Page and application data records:
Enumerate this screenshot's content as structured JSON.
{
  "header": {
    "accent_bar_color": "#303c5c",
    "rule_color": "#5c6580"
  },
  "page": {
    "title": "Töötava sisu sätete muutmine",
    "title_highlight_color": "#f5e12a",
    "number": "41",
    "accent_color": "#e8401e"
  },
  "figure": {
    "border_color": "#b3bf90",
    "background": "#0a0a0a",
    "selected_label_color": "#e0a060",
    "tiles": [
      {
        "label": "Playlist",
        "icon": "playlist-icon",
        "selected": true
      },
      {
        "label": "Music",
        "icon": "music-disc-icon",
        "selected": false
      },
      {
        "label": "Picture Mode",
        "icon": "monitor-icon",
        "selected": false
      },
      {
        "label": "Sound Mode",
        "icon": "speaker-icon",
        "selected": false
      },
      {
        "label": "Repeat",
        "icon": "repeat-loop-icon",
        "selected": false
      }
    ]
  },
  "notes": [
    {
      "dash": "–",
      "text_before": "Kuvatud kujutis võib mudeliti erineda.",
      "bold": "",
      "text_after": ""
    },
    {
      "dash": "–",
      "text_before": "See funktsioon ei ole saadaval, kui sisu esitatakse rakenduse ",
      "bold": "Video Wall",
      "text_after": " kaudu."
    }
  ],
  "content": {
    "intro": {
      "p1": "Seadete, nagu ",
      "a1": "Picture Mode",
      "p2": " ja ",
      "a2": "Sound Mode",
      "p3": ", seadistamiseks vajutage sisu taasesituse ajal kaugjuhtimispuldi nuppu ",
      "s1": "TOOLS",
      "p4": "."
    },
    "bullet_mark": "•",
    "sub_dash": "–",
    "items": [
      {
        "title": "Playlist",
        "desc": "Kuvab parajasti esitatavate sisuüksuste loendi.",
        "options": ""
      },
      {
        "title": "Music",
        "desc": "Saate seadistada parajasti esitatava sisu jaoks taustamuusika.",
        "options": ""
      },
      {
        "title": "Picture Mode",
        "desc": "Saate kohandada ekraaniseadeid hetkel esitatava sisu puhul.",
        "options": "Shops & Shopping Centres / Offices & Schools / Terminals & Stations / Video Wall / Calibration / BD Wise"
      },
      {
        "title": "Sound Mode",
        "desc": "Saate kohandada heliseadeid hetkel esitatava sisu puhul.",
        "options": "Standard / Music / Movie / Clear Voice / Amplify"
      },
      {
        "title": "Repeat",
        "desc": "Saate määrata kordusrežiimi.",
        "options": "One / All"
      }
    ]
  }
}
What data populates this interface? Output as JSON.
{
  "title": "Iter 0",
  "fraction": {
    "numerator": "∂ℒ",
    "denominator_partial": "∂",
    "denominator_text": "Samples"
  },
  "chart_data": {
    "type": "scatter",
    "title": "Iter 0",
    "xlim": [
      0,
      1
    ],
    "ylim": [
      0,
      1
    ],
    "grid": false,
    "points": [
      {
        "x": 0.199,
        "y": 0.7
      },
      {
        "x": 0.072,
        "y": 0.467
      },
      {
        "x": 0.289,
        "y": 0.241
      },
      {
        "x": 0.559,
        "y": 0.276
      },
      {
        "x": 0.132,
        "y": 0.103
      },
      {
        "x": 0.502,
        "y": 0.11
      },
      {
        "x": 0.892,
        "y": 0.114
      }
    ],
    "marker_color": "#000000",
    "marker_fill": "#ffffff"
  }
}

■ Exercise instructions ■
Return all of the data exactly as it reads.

■ Response ■
Enumerate this screenshot's content as structured JSON.
{
  "header": {
    "accent_bar_color": "#303c5c",
    "rule_color": "#5c6580"
  },
  "page": {
    "title": "Töötava sisu sätete muutmine",
    "title_highlight_color": "#f5e12a",
    "number": "41",
    "accent_color": "#e8401e"
  },
  "figure": {
    "border_color": "#b3bf90",
    "background": "#0a0a0a",
    "selected_label_color": "#e0a060",
    "tiles": [
      {
        "label": "Playlist",
        "icon": "playlist-icon",
        "selected": true
      },
      {
        "label": "Music",
        "icon": "music-disc-icon",
        "selected": false
      },
      {
        "label": "Picture Mode",
        "icon": "monitor-icon",
        "selected": false
      },
      {
        "label": "Sound Mode",
        "icon": "speaker-icon",
        "selected": false
      },
      {
        "label": "Repeat",
        "icon": "repeat-loop-icon",
        "selected": false
      }
    ]
  },
  "notes": [
    {
      "dash": "–",
      "text_before": "Kuvatud kujutis võib mudeliti erineda.",
      "bold": "",
      "text_after": ""
    },
    {
      "dash": "–",
      "text_before": "See funktsioon ei ole saadaval, kui sisu esitatakse rakenduse ",
      "bold": "Video Wall",
      "text_after": " kaudu."
    }
  ],
  "content": {
    "intro": {
      "p1": "Seadete, nagu ",
      "a1": "Picture Mode",
      "p2": " ja ",
      "a2": "Sound Mode",
      "p3": ", seadistamiseks vajutage sisu taasesituse ajal kaugjuhtimispuldi nuppu ",
      "s1": "TOOLS",
      "p4": "."
    },
    "bullet_mark": "•",
    "sub_dash": "–",
    "items": [
      {
        "title": "Playlist",
        "desc": "Kuvab parajasti esitatavate sisuüksuste loendi.",
        "options": ""
      },
      {
        "title": "Music",
        "desc": "Saate seadistada parajasti esitatava sisu jaoks taustamuusika.",
        "options": ""
      },
      {
        "title": "Picture Mode",
        "desc": "Saate kohandada ekraaniseadeid hetkel esitatava sisu puhul.",
        "options": "Shops & Shopping Centres / Offices & Schools / Terminals & Stations / Video Wall / Calibration / BD Wise"
      },
      {
        "title": "Sound Mode",
        "desc": "Saate kohandada heliseadeid hetkel esitatava sisu puhul.",
        "options": "Standard / Music / Movie / Clear Voice / Amplify"
      },
      {
        "title": "Repeat",
        "desc": "Saate määrata kordusrežiimi.",
        "options": "One / All"
      }
    ]
  }
}
What data populates this interface? Output as JSON.
{
  "title": "Iter 0",
  "fraction": {
    "numerator": "∂ℒ",
    "denominator_partial": "∂",
    "denominator_text": "Samples"
  },
  "chart_data": {
    "type": "scatter",
    "title": "Iter 0",
    "xlim": [
      0,
      1
    ],
    "ylim": [
      0,
      1
    ],
    "grid": false,
    "points": [
      {
        "x": 0.199,
        "y": 0.7
      },
      {
        "x": 0.072,
        "y": 0.467
      },
      {
        "x": 0.289,
        "y": 0.241
      },
      {
        "x": 0.559,
        "y": 0.276
      },
      {
        "x": 0.132,
        "y": 0.103
      },
      {
        "x": 0.502,
        "y": 0.11
      },
      {
        "x": 0.892,
        "y": 0.114
      }
    ],
    "marker_color": "#000000",
    "marker_fill": "#ffffff"
  }
}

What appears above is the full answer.